__Work to be completed__:
Copy every line from the records below that holds the word "price".

____

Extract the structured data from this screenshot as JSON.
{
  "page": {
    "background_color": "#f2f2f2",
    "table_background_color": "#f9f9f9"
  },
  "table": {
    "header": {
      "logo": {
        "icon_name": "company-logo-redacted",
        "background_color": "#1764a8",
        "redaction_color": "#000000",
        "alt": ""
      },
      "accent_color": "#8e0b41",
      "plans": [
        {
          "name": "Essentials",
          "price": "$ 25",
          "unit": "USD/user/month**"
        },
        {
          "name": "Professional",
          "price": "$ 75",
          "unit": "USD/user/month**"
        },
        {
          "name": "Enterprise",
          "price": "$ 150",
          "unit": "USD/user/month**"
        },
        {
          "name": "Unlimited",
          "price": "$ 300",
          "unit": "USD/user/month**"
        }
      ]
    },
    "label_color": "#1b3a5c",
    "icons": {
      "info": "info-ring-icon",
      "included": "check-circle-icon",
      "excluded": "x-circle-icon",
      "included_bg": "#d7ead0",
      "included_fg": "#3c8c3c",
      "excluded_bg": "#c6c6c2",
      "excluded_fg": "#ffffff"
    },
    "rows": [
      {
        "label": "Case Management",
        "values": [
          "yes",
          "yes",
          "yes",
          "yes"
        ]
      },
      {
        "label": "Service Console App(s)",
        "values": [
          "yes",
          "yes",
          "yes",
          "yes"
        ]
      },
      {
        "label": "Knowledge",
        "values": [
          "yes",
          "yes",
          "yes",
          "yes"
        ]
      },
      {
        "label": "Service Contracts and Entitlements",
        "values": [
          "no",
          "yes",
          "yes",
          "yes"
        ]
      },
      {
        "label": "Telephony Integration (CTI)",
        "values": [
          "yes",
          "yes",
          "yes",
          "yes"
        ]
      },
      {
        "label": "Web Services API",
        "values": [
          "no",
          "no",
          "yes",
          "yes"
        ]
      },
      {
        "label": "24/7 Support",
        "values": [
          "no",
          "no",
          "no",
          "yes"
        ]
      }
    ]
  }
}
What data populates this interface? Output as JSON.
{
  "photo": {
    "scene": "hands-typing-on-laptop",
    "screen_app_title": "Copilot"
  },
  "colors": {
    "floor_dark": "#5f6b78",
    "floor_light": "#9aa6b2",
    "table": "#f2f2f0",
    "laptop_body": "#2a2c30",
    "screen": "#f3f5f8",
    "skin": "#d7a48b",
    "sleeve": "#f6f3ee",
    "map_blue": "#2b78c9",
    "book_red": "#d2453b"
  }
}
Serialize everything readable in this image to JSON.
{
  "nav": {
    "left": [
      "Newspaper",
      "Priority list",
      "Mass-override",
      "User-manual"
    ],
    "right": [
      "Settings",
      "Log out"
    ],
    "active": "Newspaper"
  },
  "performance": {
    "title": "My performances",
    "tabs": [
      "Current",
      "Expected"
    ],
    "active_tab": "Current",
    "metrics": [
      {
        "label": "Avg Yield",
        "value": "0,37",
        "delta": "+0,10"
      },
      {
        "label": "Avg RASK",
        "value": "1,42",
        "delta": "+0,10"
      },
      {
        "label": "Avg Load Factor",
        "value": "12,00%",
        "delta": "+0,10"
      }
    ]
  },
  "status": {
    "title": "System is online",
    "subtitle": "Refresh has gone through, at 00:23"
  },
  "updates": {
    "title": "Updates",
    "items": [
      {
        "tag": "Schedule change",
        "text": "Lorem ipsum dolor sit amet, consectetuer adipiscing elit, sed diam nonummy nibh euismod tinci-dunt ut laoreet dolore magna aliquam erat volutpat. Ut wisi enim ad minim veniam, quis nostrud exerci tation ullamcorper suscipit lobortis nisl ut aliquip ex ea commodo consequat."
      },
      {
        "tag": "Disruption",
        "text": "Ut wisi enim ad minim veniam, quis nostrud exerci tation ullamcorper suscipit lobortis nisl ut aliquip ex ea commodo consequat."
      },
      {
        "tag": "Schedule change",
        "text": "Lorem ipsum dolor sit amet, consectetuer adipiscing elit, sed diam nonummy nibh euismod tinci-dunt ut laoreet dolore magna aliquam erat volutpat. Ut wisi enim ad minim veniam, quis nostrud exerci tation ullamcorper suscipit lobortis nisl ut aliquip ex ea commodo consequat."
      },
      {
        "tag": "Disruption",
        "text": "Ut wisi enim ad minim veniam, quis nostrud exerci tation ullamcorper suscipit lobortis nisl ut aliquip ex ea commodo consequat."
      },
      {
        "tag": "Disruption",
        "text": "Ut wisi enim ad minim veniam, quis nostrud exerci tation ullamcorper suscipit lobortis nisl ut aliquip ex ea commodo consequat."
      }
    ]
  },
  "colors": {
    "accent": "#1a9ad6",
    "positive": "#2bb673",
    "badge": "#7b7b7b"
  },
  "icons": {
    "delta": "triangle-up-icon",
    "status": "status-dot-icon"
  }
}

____

__Task result__:
          "price": "$ 25",
          "price": "$ 75",
          "price": "$ 150",
          "price": "$ 300",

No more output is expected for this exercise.